Exercise aim:
Each entry should be printed exactly, with its images omitted.

===== Provided data =====

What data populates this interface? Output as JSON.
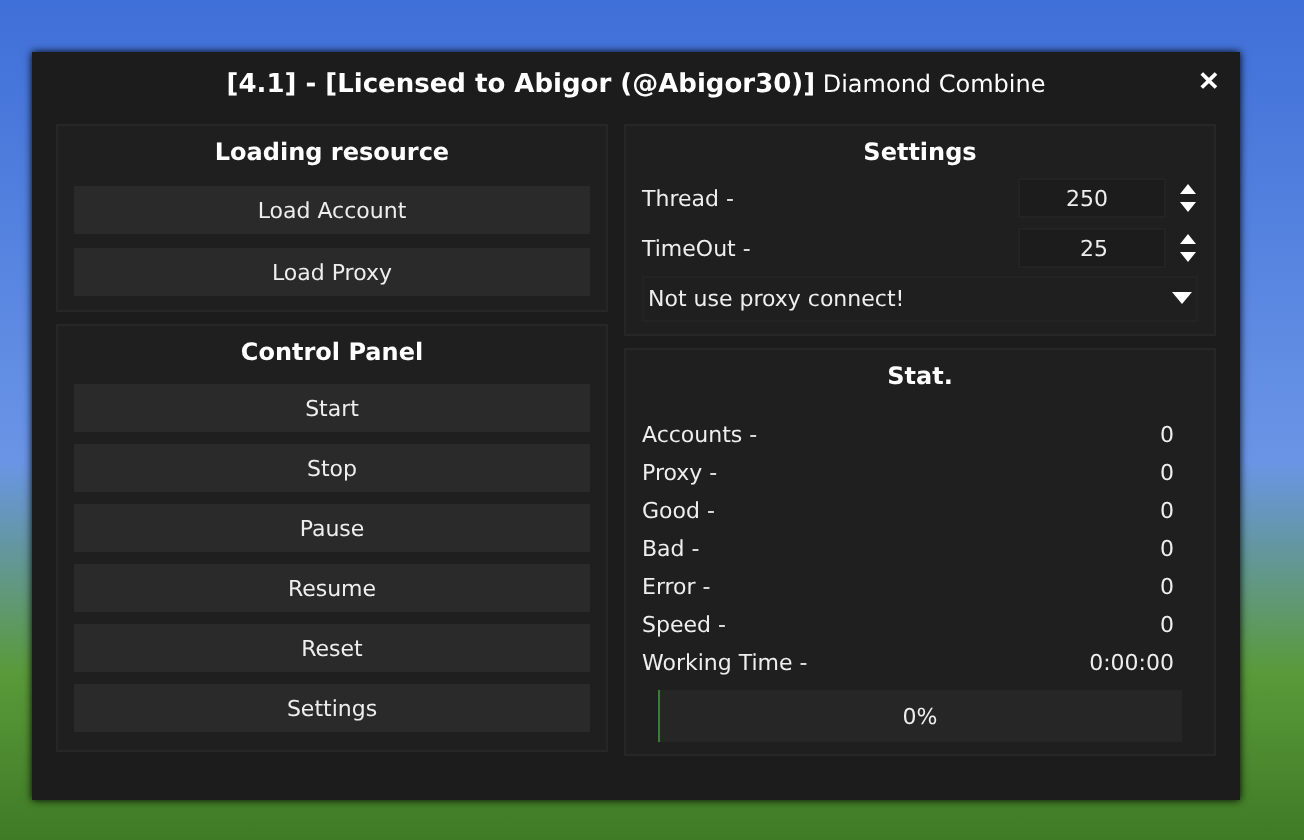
{
  "window": {
    "title": "**[4.1] - [Licensed to Abigor (@Abigor30)]** Diamond Combine",
    "close": "✕"
  },
  "loading": {
    "title": "Loading resource",
    "buttons": [
      "Load Account",
      "Load Proxy"
    ]
  },
  "control": {
    "title": "Control Panel",
    "buttons": [
      "Start",
      "Stop",
      "Pause",
      "Resume",
      "Reset",
      "Settings"
    ]
  },
  "settings": {
    "title": "Settings",
    "spinners": [
      {
        "label": "Thread -",
        "value": "250"
      },
      {
        "label": "TimeOut -",
        "value": "25"
      }
    ],
    "dropdown": {
      "value": "Not use proxy connect!"
    }
  },
  "stat": {
    "title": "Stat.",
    "rows": [
      {
        "label": "Accounts -",
        "value": "0"
      },
      {
        "label": "Proxy -",
        "value": "0"
      },
      {
        "label": "Good -",
        "value": "0"
      },
      {
        "label": "Bad -",
        "value": "0"
      },
      {
        "label": "Error -",
        "value": "0"
      },
      {
        "label": "Speed -",
        "value": "0"
      },
      {
        "label": "Working Time -",
        "value": "0:00:00"
      }
    ],
    "progress": {
      "level": 0,
      "text": "0%"
    }
  }
}
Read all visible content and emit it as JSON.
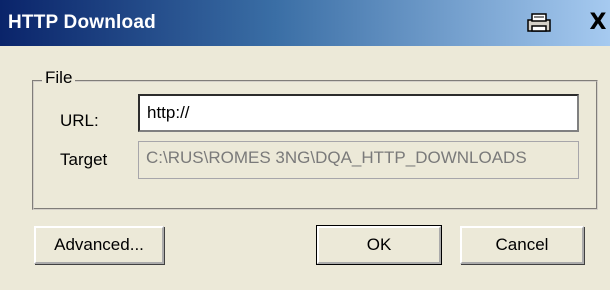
{
  "window": {
    "title": "HTTP Download",
    "printer_icon": "printer-icon",
    "close_icon": "close-icon",
    "close_glyph": "X"
  },
  "group": {
    "label": "File"
  },
  "fields": {
    "url_label": "URL:",
    "url_value": "http://",
    "target_label": "Target",
    "target_value": "C:\\RUS\\ROMES 3NG\\DQA_HTTP_DOWNLOADS"
  },
  "buttons": {
    "advanced": "Advanced...",
    "ok": "OK",
    "cancel": "Cancel"
  },
  "colors": {
    "titlebar_start": "#0a246a",
    "titlebar_end": "#a6caf0",
    "dialog_bg": "#ece9d8"
  }
}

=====

Result of the exercise:
What data populates this interface? Output as JSON.
{
  "window": {
    "title": "**[4.1] - [Licensed to Abigor (@Abigor30)]** Diamond Combine",
    "close": "✕"
  },
  "loading": {
    "title": "Loading resource",
    "buttons": [
      "Load Account",
      "Load Proxy"
    ]
  },
  "control": {
    "title": "Control Panel",
    "buttons": [
      "Start",
      "Stop",
      "Pause",
      "Resume",
      "Reset",
      "Settings"
    ]
  },
  "settings": {
    "title": "Settings",
    "spinners": [
      {
        "label": "Thread -",
        "value": "250"
      },
      {
        "label": "TimeOut -",
        "value": "25"
      }
    ],
    "dropdown": {
      "value": "Not use proxy connect!"
    }
  },
  "stat": {
    "title": "Stat.",
    "rows": [
      {
        "label": "Accounts -",
        "value": "0"
      },
      {
        "label": "Proxy -",
        "value": "0"
      },
      {
        "label": "Good -",
        "value": "0"
      },
      {
        "label": "Bad -",
        "value": "0"
      },
      {
        "label": "Error -",
        "value": "0"
      },
      {
        "label": "Speed -",
        "value": "0"
      },
      {
        "label": "Working Time -",
        "value": "0:00:00"
      }
    ],
    "progress": {
      "level": 0,
      "text": "0%"
    }
  }
}
Read all visible content and emit it as JSON.
{
  "window": {
    "title": "HTTP Download",
    "printer_icon": "printer-icon",
    "close_icon": "close-icon",
    "close_glyph": "X"
  },
  "group": {
    "label": "File"
  },
  "fields": {
    "url_label": "URL:",
    "url_value": "http://",
    "target_label": "Target",
    "target_value": "C:\\RUS\\ROMES 3NG\\DQA_HTTP_DOWNLOADS"
  },
  "buttons": {
    "advanced": "Advanced...",
    "ok": "OK",
    "cancel": "Cancel"
  },
  "colors": {
    "titlebar_start": "#0a246a",
    "titlebar_end": "#a6caf0",
    "dialog_bg": "#ece9d8"
  }
}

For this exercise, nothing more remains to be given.